The problem with many of the 2013 draft prospects in the top-5 isn’t Shabazz Muhammad’s problem. And that’s a compliment. The former UCLA Bruins swingman plays with a fearless offensive aggression and considering his talent, that’s enough for him to have averaged 17.9 points per game as a college freshman.
Muhammad is especially great coming off screens. The lefty has a consistent stroke while moving to get open off the ball. He also can score off his aggressive crashing of the glass. The 6-foot-6 shooting guard has a 6-foot-11 wingspan, and it’s his pointed goal of attacking the offensive glass and pushing the ball off defensive rebounds that puts him in position to score.
According to Draft Express, Muhammad was the most prolific small forward with 4.8 possessions of offense on fastbreaks, though he was second-worse in scoring there at 0.98 points per possession.
For Muhammad’s aggression being his strong suit, it’s his efficiency that is a glaring weakness. At UCLA, he scored 0.95 points per possession, which was fourth-last among small forwards, according to Draft Express. Oddly enough, it’s not that Muhammad’s shot selection was all that out of the rhythm of Ben Howland’s offense. Rather, it could be that he’s simply not that good of a shooter.
Muhammad will fight the label as a chucker rather than a high-IQ player. He also doesn’t have much of a right hand nor any moves to exactly free himself to blow by defenders.

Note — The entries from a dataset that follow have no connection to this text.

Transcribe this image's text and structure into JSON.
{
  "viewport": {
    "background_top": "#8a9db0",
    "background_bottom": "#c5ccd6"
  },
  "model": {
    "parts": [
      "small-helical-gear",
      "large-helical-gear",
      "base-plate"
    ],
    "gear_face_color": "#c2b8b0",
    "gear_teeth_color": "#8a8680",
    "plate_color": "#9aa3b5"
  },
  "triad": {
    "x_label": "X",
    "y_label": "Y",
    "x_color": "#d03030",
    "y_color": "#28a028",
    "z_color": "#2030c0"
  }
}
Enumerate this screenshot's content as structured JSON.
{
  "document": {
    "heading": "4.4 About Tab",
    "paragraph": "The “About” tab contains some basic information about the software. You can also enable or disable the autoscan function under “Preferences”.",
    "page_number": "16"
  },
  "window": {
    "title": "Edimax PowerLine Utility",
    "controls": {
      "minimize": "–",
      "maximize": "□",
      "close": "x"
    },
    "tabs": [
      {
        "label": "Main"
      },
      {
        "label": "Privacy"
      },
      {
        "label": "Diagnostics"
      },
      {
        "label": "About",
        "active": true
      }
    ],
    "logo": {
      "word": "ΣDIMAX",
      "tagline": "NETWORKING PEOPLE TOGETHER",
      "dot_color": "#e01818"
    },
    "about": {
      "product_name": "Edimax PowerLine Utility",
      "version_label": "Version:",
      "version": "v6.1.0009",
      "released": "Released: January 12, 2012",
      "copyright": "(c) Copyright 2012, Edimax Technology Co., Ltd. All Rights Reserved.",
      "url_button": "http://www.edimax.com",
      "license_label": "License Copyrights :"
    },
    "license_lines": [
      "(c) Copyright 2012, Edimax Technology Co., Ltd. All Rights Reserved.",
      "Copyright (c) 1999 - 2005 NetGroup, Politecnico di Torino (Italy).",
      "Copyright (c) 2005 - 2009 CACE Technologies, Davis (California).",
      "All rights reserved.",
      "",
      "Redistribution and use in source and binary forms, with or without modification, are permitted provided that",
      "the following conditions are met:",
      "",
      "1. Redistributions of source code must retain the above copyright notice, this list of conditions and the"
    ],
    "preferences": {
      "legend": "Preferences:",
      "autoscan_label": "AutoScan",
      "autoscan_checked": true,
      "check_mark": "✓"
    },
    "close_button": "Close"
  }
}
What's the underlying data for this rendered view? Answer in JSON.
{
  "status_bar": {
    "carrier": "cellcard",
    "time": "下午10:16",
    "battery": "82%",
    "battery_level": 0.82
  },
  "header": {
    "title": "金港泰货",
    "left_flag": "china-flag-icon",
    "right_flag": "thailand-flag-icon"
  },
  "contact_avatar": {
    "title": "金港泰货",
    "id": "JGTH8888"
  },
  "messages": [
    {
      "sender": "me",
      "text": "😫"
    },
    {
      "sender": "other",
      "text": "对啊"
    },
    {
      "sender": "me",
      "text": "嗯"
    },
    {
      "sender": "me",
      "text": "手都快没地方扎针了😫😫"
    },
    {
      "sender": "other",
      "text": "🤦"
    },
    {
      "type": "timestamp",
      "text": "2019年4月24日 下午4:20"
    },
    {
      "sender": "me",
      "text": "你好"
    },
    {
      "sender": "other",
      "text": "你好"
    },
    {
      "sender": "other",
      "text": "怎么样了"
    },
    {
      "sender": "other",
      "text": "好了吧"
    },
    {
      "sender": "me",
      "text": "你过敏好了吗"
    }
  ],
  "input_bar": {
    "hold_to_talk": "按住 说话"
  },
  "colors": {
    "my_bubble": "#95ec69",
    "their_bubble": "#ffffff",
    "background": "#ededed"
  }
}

Furthermore, Muhammad’s rank as one of the best players coming out of high school – like this year’s draft, there were hardly any stars in his recruiting class – might have created the assumption that he is an elite athlete, which he’s not. He is very strong but he’s not a above-the-rim scorer, which hurts his ability to finish around the basket in traffic and with contact.
In general, his ranking in that ‘blah’ recruiting class made his draft stock misleadingly high.
And defensively, Muhammad has ability but lacks the consistency to be relied upon at this point.
Overall, Muhammad is a talented, aggressive player but his handling of himself as a bonafide star is misleading and likely to strike him once he’s competing daily in the NBA. Hence is why his draft stock has fallen to where it should’ve been all along.
Above all the skill and efficiency question marks, Muhammad’s career will depend on his willingness to put his me-first attitude aside. While it’s great to see aggression, he must prove he’s willing – who knows if he’s able – to defer to his teammates.
The controversy over his age did little to help the aura of Muhammad. Is he someone who simply wants to get where he wants to go, or does he really want to become a legitimate NBA player?
How he fits with the Suns
Muhammad has quickly fallen from the Suns’ No. 5 position but could be around should they somehow acquire a later lottery pick. If he’s on the board and Phoenix for some reason is still looking for a scorer to put alongside – or behind – their No. 5 pick, it’s hard to say Muhammad’s instincts won’t fit well with what Jeff Hornacek is trying to do. He’ll push the ball in transition, be a capable spot-up shooter off the bat and in time could develop into a very good defender.
And as bad as his efficiency might be, Muhammad isn’t quite the ball dominating isolation player a la Michael Beasley, so for that he’d at least get his shots within the flow of halfcourt sets.
He shot 37 percent from three-point range in college, which isn’t great but definitely shows he can become better with work.